* _REQUIRED WORK_: The finished copy should hold every entry exactly as given, and no pictures.
****************************************
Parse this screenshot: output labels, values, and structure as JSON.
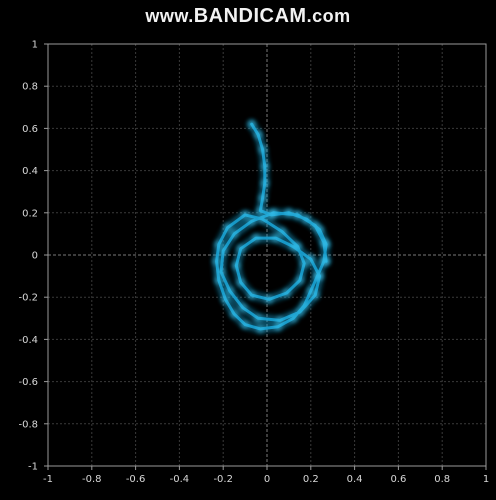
{
  "watermark": {
    "prefix": "www.",
    "brand": "BANDICAM",
    "suffix": ".com"
  },
  "chart_data": {
    "type": "scatter",
    "title": "",
    "xlabel": "",
    "ylabel": "",
    "xlim": [
      -1,
      1
    ],
    "ylim": [
      -1,
      1
    ],
    "grid": true,
    "xticks": [
      "-1",
      "-0.8",
      "-0.6",
      "-0.4",
      "-0.2",
      "0",
      "0.2",
      "0.4",
      "0.6",
      "0.8",
      "1"
    ],
    "yticks": [
      "1",
      "0.8",
      "0.6",
      "0.4",
      "0.2",
      "0",
      "-0.2",
      "-0.4",
      "-0.6",
      "-0.8",
      "-1"
    ],
    "trajectory_color": "#1aa6d8",
    "trajectory": [
      [
        -0.07,
        0.62
      ],
      [
        -0.04,
        0.57
      ],
      [
        -0.02,
        0.5
      ],
      [
        -0.01,
        0.42
      ],
      [
        -0.01,
        0.34
      ],
      [
        -0.02,
        0.27
      ],
      [
        -0.03,
        0.21
      ],
      [
        0.02,
        0.19
      ],
      [
        0.1,
        0.2
      ],
      [
        0.18,
        0.17
      ],
      [
        0.24,
        0.12
      ],
      [
        0.27,
        0.05
      ],
      [
        0.26,
        -0.03
      ],
      [
        0.23,
        -0.1
      ],
      [
        0.2,
        -0.17
      ],
      [
        0.17,
        -0.24
      ],
      [
        0.12,
        -0.3
      ],
      [
        0.05,
        -0.34
      ],
      [
        -0.03,
        -0.35
      ],
      [
        -0.1,
        -0.33
      ],
      [
        -0.15,
        -0.28
      ],
      [
        -0.19,
        -0.21
      ],
      [
        -0.22,
        -0.12
      ],
      [
        -0.23,
        -0.03
      ],
      [
        -0.22,
        0.05
      ],
      [
        -0.18,
        0.13
      ],
      [
        -0.1,
        0.19
      ],
      [
        -0.02,
        0.17
      ],
      [
        0.07,
        0.11
      ],
      [
        0.14,
        0.04
      ],
      [
        0.17,
        -0.04
      ],
      [
        0.15,
        -0.12
      ],
      [
        0.09,
        -0.18
      ],
      [
        0.01,
        -0.21
      ],
      [
        -0.07,
        -0.19
      ],
      [
        -0.12,
        -0.13
      ],
      [
        -0.14,
        -0.05
      ],
      [
        -0.12,
        0.03
      ],
      [
        -0.05,
        0.08
      ],
      [
        0.04,
        0.08
      ],
      [
        0.12,
        0.04
      ],
      [
        0.2,
        -0.02
      ],
      [
        0.24,
        -0.1
      ],
      [
        0.22,
        -0.19
      ],
      [
        0.15,
        -0.27
      ],
      [
        0.06,
        -0.31
      ],
      [
        -0.04,
        -0.3
      ],
      [
        -0.11,
        -0.25
      ],
      [
        -0.17,
        -0.17
      ],
      [
        -0.21,
        -0.08
      ],
      [
        -0.2,
        0.02
      ],
      [
        -0.15,
        0.1
      ],
      [
        -0.07,
        0.16
      ],
      [
        0.03,
        0.2
      ],
      [
        0.14,
        0.19
      ],
      [
        0.22,
        0.14
      ],
      [
        0.26,
        0.06
      ],
      [
        0.27,
        -0.03
      ]
    ]
  }
}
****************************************
* _YOUR RESPONSE_:
Parse this screenshot: output labels, values, and structure as JSON.
{
  "watermark": {
    "prefix": "www.",
    "brand": "BANDICAM",
    "suffix": ".com"
  },
  "chart_data": {
    "type": "scatter",
    "title": "",
    "xlabel": "",
    "ylabel": "",
    "xlim": [
      -1,
      1
    ],
    "ylim": [
      -1,
      1
    ],
    "grid": true,
    "xticks": [
      "-1",
      "-0.8",
      "-0.6",
      "-0.4",
      "-0.2",
      "0",
      "0.2",
      "0.4",
      "0.6",
      "0.8",
      "1"
    ],
    "yticks": [
      "1",
      "0.8",
      "0.6",
      "0.4",
      "0.2",
      "0",
      "-0.2",
      "-0.4",
      "-0.6",
      "-0.8",
      "-1"
    ],
    "trajectory_color": "#1aa6d8",
    "trajectory": [
      [
        -0.07,
        0.62
      ],
      [
        -0.04,
        0.57
      ],
      [
        -0.02,
        0.5
      ],
      [
        -0.01,
        0.42
      ],
      [
        -0.01,
        0.34
      ],
      [
        -0.02,
        0.27
      ],
      [
        -0.03,
        0.21
      ],
      [
        0.02,
        0.19
      ],
      [
        0.1,
        0.2
      ],
      [
        0.18,
        0.17
      ],
      [
        0.24,
        0.12
      ],
      [
        0.27,
        0.05
      ],
      [
        0.26,
        -0.03
      ],
      [
        0.23,
        -0.1
      ],
      [
        0.2,
        -0.17
      ],
      [
        0.17,
        -0.24
      ],
      [
        0.12,
        -0.3
      ],
      [
        0.05,
        -0.34
      ],
      [
        -0.03,
        -0.35
      ],
      [
        -0.1,
        -0.33
      ],
      [
        -0.15,
        -0.28
      ],
      [
        -0.19,
        -0.21
      ],
      [
        -0.22,
        -0.12
      ],
      [
        -0.23,
        -0.03
      ],
      [
        -0.22,
        0.05
      ],
      [
        -0.18,
        0.13
      ],
      [
        -0.1,
        0.19
      ],
      [
        -0.02,
        0.17
      ],
      [
        0.07,
        0.11
      ],
      [
        0.14,
        0.04
      ],
      [
        0.17,
        -0.04
      ],
      [
        0.15,
        -0.12
      ],
      [
        0.09,
        -0.18
      ],
      [
        0.01,
        -0.21
      ],
      [
        -0.07,
        -0.19
      ],
      [
        -0.12,
        -0.13
      ],
      [
        -0.14,
        -0.05
      ],
      [
        -0.12,
        0.03
      ],
      [
        -0.05,
        0.08
      ],
      [
        0.04,
        0.08
      ],
      [
        0.12,
        0.04
      ],
      [
        0.2,
        -0.02
      ],
      [
        0.24,
        -0.1
      ],
      [
        0.22,
        -0.19
      ],
      [
        0.15,
        -0.27
      ],
      [
        0.06,
        -0.31
      ],
      [
        -0.04,
        -0.3
      ],
      [
        -0.11,
        -0.25
      ],
      [
        -0.17,
        -0.17
      ],
      [
        -0.21,
        -0.08
      ],
      [
        -0.2,
        0.02
      ],
      [
        -0.15,
        0.1
      ],
      [
        -0.07,
        0.16
      ],
      [
        0.03,
        0.2
      ],
      [
        0.14,
        0.19
      ],
      [
        0.22,
        0.14
      ],
      [
        0.26,
        0.06
      ],
      [
        0.27,
        -0.03
      ]
    ]
  }
}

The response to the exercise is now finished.